**Required action:** Search the material for lines containing the word "MyChart", and copy each one.

**Provided data:**
====
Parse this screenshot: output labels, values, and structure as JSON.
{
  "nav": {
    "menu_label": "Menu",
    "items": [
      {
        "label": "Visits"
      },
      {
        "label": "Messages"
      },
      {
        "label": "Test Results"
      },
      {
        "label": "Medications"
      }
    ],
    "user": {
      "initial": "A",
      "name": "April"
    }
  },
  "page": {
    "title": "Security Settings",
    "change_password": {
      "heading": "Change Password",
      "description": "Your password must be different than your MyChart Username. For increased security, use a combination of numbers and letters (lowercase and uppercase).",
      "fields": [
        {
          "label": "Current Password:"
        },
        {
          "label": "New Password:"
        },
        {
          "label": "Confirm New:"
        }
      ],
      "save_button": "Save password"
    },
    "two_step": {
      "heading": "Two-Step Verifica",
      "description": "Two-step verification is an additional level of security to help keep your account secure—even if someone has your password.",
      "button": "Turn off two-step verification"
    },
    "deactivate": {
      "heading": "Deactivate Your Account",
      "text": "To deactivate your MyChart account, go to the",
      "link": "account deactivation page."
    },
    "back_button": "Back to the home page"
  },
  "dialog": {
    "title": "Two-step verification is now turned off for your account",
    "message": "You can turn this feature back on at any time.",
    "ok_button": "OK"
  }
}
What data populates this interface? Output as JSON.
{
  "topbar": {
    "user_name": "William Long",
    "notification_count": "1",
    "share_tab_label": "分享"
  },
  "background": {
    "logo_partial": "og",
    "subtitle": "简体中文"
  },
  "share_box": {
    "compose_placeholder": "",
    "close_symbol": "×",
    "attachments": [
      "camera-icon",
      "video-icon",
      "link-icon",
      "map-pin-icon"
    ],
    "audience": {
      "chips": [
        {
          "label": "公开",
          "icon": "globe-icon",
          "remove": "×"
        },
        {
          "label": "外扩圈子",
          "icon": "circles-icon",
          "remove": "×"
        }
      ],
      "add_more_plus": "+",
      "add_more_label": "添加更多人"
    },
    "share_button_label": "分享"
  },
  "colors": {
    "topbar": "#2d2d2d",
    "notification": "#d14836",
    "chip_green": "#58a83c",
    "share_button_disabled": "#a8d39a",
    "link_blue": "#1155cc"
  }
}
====
**Answer space:**
      "description": "Your password must be different than your MyChart Username. For increased security, use a combination of numbers and letters (lowercase and uppercase).",
      "text": "To deactivate your MyChart account, go to the",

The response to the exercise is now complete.